It wasn’t enough.

People assure me it will be worth it, but the longer I am here the less I can imagine anything would be worth all this.

People also tell me I should be proud because I haven’t given up, but the truth is I have given up. I have given up so much.

Because my time is finite, spending it on writing always means I’m giving up something else. For instance, giving up a Halloween party. Even if I wasn’t giving up the time to be there physically, I certainly was giving up my joy in it.

There are so many things I have given up in the pursuit of publication. That party. Other parties. Sleep. Time with friends. Non-writing hobbies. Peace of mind.

While I knew I was making sacrifices, I don’t think I realized the extent of it until the past couple months. In February, I finished the draft of my twentieth manuscript and began what I thought would be a routine short break.

I haven’t written since. I haven’t wanted to.

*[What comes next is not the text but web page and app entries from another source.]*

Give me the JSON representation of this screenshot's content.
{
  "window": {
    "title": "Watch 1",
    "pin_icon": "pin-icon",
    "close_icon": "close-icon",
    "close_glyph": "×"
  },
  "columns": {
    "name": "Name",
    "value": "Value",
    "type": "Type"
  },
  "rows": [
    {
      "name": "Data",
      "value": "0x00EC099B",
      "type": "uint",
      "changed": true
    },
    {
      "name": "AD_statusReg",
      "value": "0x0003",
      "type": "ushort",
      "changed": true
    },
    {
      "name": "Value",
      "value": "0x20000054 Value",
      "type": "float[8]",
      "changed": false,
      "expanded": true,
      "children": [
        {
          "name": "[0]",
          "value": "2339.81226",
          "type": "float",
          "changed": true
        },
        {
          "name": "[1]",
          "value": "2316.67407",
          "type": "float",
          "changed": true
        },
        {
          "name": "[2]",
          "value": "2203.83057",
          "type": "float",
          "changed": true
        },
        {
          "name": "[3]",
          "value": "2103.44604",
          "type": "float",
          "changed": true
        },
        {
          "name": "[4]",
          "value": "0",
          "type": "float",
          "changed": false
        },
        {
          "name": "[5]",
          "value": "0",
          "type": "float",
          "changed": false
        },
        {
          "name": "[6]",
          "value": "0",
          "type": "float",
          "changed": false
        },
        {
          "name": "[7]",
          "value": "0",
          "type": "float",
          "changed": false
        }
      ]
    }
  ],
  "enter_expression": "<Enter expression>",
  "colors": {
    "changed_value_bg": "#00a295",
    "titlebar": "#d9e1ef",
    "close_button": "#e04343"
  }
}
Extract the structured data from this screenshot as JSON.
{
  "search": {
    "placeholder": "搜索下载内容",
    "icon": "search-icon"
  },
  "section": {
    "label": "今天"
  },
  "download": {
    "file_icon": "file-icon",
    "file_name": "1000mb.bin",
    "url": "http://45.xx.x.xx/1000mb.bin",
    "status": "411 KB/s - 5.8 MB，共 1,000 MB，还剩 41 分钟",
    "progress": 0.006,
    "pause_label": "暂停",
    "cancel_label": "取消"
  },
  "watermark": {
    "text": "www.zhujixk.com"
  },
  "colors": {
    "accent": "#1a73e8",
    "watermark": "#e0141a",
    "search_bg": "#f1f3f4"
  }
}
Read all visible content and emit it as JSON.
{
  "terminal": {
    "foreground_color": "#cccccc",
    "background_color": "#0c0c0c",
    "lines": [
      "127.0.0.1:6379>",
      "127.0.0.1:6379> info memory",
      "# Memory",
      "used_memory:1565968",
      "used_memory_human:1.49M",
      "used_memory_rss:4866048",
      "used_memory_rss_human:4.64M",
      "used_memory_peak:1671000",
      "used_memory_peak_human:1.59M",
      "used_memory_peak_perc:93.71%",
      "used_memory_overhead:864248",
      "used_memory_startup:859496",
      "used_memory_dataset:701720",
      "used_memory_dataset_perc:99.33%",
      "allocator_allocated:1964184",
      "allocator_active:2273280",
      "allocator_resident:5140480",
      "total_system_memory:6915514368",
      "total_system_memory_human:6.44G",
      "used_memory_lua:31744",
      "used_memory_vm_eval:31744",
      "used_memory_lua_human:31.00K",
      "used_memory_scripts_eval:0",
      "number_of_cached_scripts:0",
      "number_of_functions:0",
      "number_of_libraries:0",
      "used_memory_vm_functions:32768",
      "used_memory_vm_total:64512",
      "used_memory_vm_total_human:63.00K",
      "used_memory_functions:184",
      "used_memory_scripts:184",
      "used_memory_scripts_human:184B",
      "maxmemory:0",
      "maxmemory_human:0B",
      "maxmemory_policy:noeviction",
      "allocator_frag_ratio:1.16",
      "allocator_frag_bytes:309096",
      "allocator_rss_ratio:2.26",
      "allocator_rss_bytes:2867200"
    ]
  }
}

For someone who has become accustomed to churning out multiple books a year, a two-month hiatus is pretty drastic. I have done so much with that time though. I’ve been spending more time with friends and family. I actually feel like I have time to pursue a romantic relationship. I’m spending my evenings actually unwinding by playing video games and watching the shows everyone is talking about. I’m more on top of chores and errands than I ever have been. I’ve picked up some new hobbies, like watching baseball and venting creative energy through a TTRPG. 

I wasn’t doing any of this stuff, or at least not doing it regularly, when I was giving all my time to writing.

Mostly, I like feeling like my time is mine and not something I owe the fickle gods of publishing. I like ending my work day and not feeling like I have to start another shift.

I don’t know when, or frankly if, I’ll get back to writing regularly. Sometimes I’m haunted by the idea that I have already given so much up for nothing. But I think I’m more afraid of giving up my future with no promises anything will come of it. 

While I don’t think I’m quitting writing permanently, it’s nice realizing that whatever writing I do give up will be replaced with another little piece of life for me to enjoy. 

The truth is, I have always given up. 

I’m finally reclaiming my ability to choose what I give up.

Bio: Kyra is a writer, editor, and recovering academic. During her linguistics graduate program, she studied children’s literature, query letters, and narrative nonfiction. Follow Kyra on Twitter @KyraMNelson or learn more about her at her website: